WHAT TO WORK ON:
Your answer should consist of every line in the records that holds "Длина".

***** RECORDS

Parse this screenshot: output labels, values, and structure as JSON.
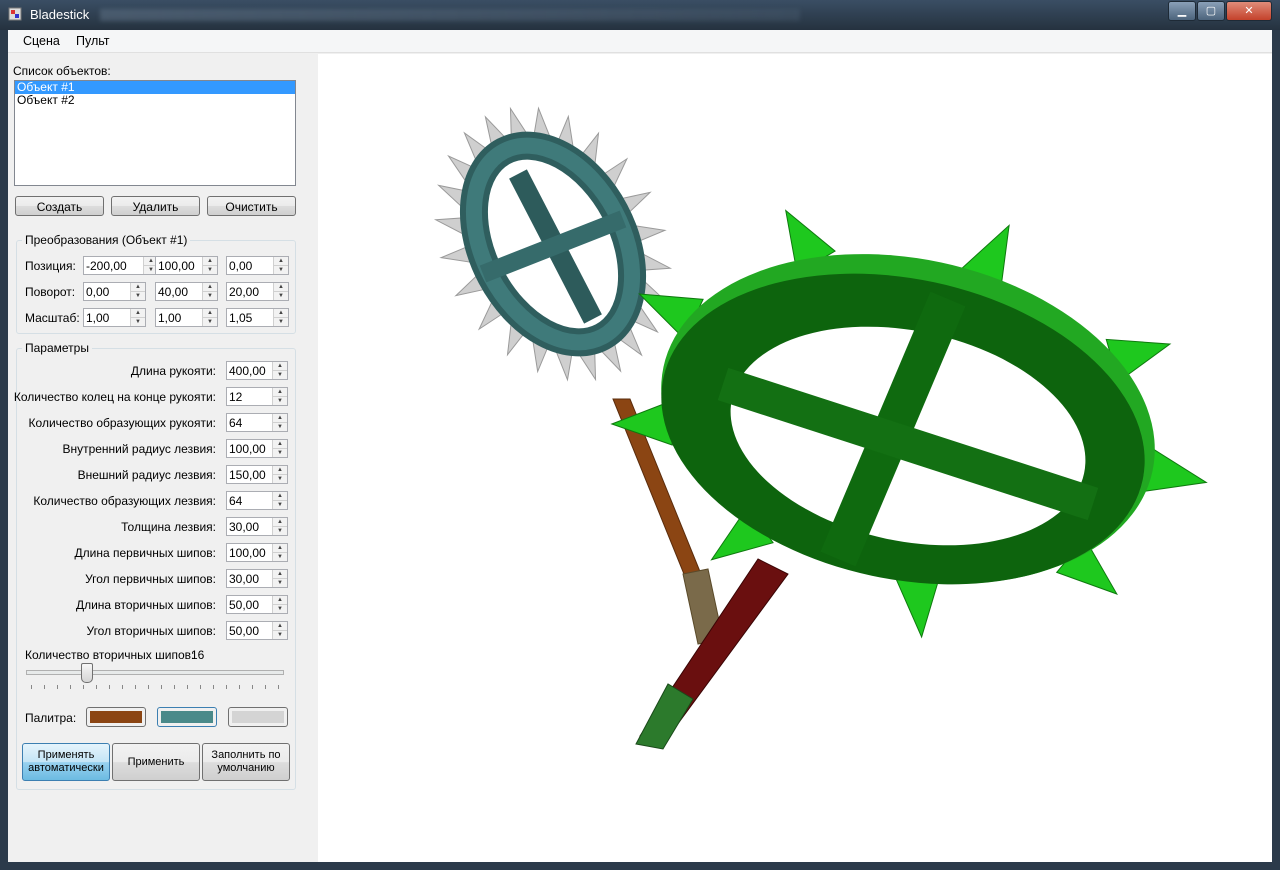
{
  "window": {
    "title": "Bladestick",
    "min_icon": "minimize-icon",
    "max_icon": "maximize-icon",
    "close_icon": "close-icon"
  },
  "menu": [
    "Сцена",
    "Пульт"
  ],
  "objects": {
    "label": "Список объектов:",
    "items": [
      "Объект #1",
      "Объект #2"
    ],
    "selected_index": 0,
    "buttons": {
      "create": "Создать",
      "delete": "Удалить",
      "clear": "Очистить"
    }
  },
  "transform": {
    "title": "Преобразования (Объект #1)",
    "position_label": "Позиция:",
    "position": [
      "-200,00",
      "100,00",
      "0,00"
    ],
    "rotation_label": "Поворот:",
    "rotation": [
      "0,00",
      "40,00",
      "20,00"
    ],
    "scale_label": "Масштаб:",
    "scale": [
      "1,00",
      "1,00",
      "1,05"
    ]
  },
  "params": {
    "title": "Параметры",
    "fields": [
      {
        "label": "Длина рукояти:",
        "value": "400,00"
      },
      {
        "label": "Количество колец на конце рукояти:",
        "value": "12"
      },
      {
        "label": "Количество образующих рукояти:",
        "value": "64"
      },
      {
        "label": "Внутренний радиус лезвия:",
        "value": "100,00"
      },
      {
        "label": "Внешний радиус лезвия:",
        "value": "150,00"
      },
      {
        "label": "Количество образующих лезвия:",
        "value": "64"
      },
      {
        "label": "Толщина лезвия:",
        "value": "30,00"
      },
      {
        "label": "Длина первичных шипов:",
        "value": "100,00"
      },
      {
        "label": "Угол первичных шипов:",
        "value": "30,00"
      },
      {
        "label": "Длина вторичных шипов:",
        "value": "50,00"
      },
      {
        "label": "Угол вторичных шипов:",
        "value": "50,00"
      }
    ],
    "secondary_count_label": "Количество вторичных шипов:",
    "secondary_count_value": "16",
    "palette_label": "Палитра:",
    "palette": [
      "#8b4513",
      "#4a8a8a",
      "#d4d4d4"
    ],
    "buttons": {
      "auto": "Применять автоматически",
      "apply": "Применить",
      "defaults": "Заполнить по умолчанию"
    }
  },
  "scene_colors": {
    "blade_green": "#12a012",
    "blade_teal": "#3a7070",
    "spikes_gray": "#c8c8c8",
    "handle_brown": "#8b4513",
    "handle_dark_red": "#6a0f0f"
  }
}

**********

OUTPUT FOR THIS EXERCISE:
        "label": "Длина рукояти:",
        "label": "Длина первичных шипов:",
        "label": "Длина вторичных шипов:",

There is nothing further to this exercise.